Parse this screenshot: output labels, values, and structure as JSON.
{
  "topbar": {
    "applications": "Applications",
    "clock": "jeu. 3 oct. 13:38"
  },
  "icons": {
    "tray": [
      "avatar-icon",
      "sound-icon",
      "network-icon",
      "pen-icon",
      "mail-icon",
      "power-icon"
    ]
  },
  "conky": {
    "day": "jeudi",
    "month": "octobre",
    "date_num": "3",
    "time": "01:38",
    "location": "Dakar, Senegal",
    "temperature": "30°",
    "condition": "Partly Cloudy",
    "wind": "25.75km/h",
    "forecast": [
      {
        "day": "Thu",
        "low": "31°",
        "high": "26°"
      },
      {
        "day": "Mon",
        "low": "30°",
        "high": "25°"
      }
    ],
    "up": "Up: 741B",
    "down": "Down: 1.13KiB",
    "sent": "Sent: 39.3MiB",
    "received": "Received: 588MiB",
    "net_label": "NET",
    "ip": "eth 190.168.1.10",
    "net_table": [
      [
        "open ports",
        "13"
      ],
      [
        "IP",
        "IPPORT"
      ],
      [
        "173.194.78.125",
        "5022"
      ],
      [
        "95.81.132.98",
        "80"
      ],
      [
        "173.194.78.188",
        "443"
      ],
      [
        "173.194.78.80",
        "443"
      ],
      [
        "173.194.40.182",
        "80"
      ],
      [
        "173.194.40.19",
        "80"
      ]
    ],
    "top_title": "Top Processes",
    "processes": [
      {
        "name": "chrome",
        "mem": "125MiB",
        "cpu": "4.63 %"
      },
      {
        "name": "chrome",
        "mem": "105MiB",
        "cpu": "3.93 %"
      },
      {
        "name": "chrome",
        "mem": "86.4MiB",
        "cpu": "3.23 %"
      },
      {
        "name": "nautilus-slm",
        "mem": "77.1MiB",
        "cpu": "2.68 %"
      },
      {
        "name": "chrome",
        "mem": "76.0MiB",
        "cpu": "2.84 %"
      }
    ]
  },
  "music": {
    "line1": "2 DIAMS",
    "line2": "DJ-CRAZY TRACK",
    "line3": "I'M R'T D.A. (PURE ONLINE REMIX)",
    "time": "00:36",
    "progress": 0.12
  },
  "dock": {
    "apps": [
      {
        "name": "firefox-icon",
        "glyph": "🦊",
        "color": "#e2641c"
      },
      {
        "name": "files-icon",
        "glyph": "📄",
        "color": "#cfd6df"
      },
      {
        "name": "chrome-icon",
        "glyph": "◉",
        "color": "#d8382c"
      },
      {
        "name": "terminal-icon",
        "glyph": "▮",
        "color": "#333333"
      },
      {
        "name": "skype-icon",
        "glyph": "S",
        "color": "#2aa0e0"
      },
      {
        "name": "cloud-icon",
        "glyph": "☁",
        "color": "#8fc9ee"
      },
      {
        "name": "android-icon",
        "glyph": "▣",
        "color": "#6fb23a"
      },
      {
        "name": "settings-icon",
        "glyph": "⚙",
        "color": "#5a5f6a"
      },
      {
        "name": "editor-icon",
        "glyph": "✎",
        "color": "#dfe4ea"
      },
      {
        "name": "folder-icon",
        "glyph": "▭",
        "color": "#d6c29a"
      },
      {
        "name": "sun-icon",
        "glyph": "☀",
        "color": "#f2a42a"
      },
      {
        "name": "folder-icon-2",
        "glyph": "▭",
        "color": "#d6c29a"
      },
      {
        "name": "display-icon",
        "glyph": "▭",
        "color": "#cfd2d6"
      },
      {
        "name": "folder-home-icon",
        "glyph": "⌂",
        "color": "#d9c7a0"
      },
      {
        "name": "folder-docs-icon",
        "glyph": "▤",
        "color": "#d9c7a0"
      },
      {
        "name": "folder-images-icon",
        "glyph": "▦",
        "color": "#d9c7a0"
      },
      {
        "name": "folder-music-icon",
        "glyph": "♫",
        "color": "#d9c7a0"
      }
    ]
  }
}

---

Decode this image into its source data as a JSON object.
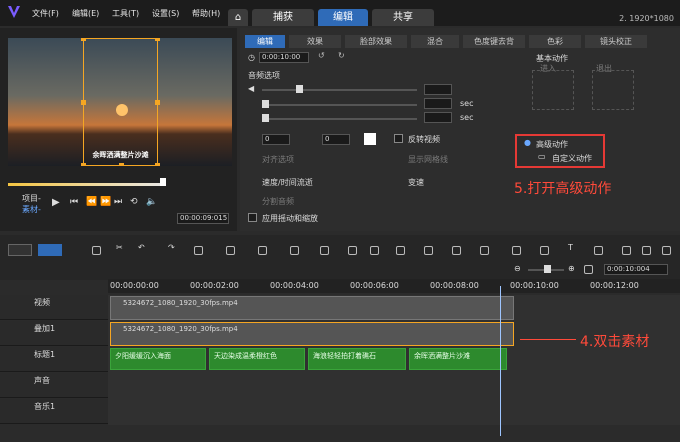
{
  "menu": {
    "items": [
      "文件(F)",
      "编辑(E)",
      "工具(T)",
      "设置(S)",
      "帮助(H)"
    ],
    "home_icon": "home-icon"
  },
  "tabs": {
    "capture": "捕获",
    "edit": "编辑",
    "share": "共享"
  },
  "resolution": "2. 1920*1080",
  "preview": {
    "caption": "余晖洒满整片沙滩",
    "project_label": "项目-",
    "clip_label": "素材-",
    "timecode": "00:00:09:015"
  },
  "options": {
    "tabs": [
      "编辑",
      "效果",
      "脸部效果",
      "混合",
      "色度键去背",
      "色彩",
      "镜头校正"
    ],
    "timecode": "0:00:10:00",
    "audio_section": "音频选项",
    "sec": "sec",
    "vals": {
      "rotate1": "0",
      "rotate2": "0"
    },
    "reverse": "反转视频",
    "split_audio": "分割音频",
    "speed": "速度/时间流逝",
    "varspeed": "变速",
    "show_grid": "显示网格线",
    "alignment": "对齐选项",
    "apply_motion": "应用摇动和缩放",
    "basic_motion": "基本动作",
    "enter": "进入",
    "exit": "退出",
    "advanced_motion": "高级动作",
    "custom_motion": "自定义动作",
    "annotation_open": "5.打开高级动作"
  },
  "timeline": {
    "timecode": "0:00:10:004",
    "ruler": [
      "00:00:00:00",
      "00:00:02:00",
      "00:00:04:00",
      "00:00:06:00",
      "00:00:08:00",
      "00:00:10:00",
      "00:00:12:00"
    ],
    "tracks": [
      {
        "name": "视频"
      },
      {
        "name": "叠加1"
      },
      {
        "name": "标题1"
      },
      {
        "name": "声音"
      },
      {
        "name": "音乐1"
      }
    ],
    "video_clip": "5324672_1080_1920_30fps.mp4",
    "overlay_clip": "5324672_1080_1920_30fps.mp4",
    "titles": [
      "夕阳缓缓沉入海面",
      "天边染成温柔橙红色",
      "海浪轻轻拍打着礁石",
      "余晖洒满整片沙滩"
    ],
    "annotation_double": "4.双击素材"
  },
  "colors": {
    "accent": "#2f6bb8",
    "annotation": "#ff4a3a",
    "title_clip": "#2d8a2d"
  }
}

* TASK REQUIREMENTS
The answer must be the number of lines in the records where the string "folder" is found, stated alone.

* COMPLETED EXERCISE
6